▸ **ACTIVITY**: Copy out, from the data below, each line in which the word "technically" occurs.

▸ **EXTRACTED RECORDS**:
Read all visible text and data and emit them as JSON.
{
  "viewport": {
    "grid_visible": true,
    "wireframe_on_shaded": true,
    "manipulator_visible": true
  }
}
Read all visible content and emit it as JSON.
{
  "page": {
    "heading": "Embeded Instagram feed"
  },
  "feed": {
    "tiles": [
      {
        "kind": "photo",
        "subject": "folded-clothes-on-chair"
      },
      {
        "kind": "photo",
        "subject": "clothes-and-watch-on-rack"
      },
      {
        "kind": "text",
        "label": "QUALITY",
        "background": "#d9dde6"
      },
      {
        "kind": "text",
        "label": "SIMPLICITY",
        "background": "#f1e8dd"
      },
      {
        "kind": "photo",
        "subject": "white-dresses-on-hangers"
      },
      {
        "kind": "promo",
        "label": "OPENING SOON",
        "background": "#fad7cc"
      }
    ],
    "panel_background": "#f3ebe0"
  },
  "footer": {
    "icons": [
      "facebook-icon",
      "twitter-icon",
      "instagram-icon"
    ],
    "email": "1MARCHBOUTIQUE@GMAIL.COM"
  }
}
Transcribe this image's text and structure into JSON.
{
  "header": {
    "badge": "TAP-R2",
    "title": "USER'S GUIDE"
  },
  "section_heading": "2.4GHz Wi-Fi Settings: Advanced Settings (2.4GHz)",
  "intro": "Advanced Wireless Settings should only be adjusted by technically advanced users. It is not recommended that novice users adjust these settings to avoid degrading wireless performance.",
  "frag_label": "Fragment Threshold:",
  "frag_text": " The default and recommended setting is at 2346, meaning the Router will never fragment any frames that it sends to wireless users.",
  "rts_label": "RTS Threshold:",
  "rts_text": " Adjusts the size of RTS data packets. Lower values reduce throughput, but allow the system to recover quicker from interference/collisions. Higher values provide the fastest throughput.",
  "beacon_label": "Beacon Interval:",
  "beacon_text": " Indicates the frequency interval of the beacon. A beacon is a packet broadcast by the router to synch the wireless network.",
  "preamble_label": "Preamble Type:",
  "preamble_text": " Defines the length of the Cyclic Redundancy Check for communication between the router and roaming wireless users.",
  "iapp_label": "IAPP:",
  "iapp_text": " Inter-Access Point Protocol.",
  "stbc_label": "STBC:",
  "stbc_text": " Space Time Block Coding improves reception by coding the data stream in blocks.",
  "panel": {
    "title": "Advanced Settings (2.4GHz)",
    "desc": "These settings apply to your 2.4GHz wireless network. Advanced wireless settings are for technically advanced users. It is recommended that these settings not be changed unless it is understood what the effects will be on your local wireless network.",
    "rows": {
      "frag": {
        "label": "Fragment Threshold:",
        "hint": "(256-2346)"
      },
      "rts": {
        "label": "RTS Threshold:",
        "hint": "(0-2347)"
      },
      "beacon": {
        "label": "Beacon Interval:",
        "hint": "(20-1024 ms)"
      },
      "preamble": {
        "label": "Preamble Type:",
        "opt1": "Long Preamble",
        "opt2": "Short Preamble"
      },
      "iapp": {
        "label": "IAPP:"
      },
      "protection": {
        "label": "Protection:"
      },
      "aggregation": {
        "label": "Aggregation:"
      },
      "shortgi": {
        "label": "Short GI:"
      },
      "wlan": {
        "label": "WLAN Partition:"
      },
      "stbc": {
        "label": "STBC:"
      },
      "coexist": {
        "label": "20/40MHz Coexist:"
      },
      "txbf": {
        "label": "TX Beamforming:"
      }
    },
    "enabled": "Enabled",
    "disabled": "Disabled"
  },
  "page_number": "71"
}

▸ **TASK OUTPUT**:
  "intro": "Advanced Wireless Settings should only be adjusted by technically advanced users. It is not recommended that novice users adjust these settings to avoid degrading wireless performance.",
    "desc": "These settings apply to your 2.4GHz wireless network. Advanced wireless settings are for technically advanced users. It is recommended that these settings not be changed unless it is understood what the effects will be on your local wireless network.",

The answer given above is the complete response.